Over the last 20 years, major advances in genomics and proteomics have been achieved. However, the field of glycomics has lagged significantly. There are many hurdles associated with the study of glycoproteins and their prevalence in biological systems. Unlike nucleic acid and protein sequences, oligosaccharide sequences are not encoded, but are likely dependent on environmental factors. In order to study glycoproteins and their roles in biochemical and immunological systems, it is important to obtain pure, measureable quantities of specific glycans. However, it is almost impossible to isolate glycans from natural sources, since they exist as microquantities of heterogeneous mixtures. O-mannosylated proteins comprise approximately 30% of O-glycoproteins in the brain. They are critical for growth and development and disruption of their biosynthesis results in various forms of congenital muscular dystrophy. Despite their important biological implications, the function and prevalence of O-mannosylated glycoproteins is not well understood. The objective of the proposed research is to chemically synthesize bi-antennary O-mannose oligosaccharides. Standard organic synthesis techniques will be used to prepare monomers, which will then be combined into oligosaccharides using an automated oligosaccharide synthesizer in collaboration with Prof. Nicola Pohl at Indiana University. The long term goal of this project is to study receptors specific to these glycans. In particular, microarrays of the glycans can be used to identify the specific O-mannose epitopes for antibodies which are known to bind generally to O-mannose glycans. Once antibodies have been identified, those antibodies may be used to identify additional glycoproteins containing O-mannose glycans, which will make important contributions to the field of glycomics. In addition, chemical synthesis of O-mannose glycans may also contribute to the understanding of how and why proteins are glycosylated, which will contribute to the larger field of proteomics and epigenetics.

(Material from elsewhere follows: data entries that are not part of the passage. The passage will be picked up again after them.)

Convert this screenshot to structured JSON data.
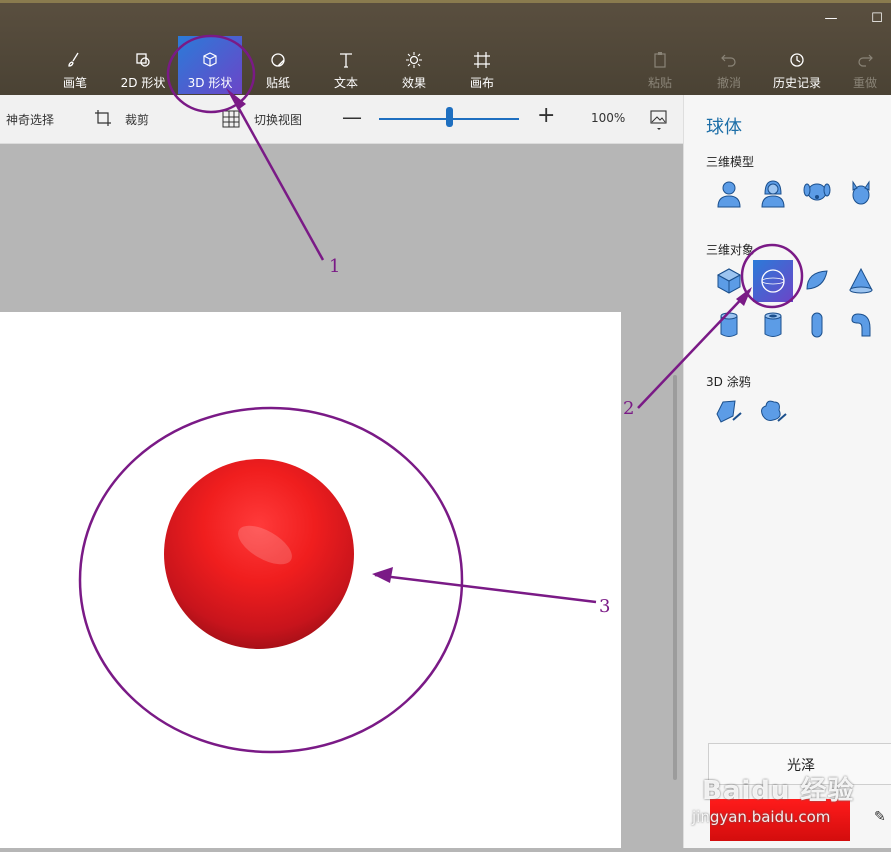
{
  "window": {
    "minimize_icon": "minimize-icon",
    "maximize_icon": "maximize-icon"
  },
  "toolbar": {
    "items": [
      {
        "label": "画笔",
        "icon": "brush-icon"
      },
      {
        "label": "2D 形状",
        "icon": "2d-shapes-icon"
      },
      {
        "label": "3D 形状",
        "icon": "3d-cube-icon",
        "selected": true
      },
      {
        "label": "贴纸",
        "icon": "sticker-icon"
      },
      {
        "label": "文本",
        "icon": "text-icon"
      },
      {
        "label": "效果",
        "icon": "effects-sun-icon"
      },
      {
        "label": "画布",
        "icon": "canvas-icon"
      }
    ],
    "right_items": [
      {
        "label": "粘贴",
        "icon": "paste-icon",
        "enabled": false
      },
      {
        "label": "撤消",
        "icon": "undo-icon",
        "enabled": false
      },
      {
        "label": "历史记录",
        "icon": "history-icon",
        "enabled": true
      },
      {
        "label": "重做",
        "icon": "redo-icon",
        "enabled": false
      }
    ]
  },
  "subbar": {
    "magic_select": "神奇选择",
    "crop": "裁剪",
    "toggle_view": "切换视图",
    "zoom_minus": "—",
    "zoom_plus": "+",
    "zoom_percent": "100%",
    "zoom_level": 0.5
  },
  "panel": {
    "title": "球体",
    "models_label": "三维模型",
    "objects_label": "三维对象",
    "doodle_label": "3D 涂鸦",
    "sheen_label": "光泽",
    "color": "#ff1b1b"
  },
  "annotations": {
    "n1": "1",
    "n2": "2",
    "n3": "3",
    "color": "#7a1a86"
  },
  "watermark": {
    "main": "Baidu 经验",
    "sub": "jingyan.baidu.com"
  }
}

Relevance of Research
All cells are coated with chains of sugars, or oligosaccharides, which serve many important purposes in cell biology and immunology. However, the oligosaccharides are present in very small quantitites which make them difficult to isolate and study. Therefore, in order to better understand the role of oligosaccharides in biological processes, specifc oligosaccharides will be synthesized in the laboratory and evaluated for their biolgical importance.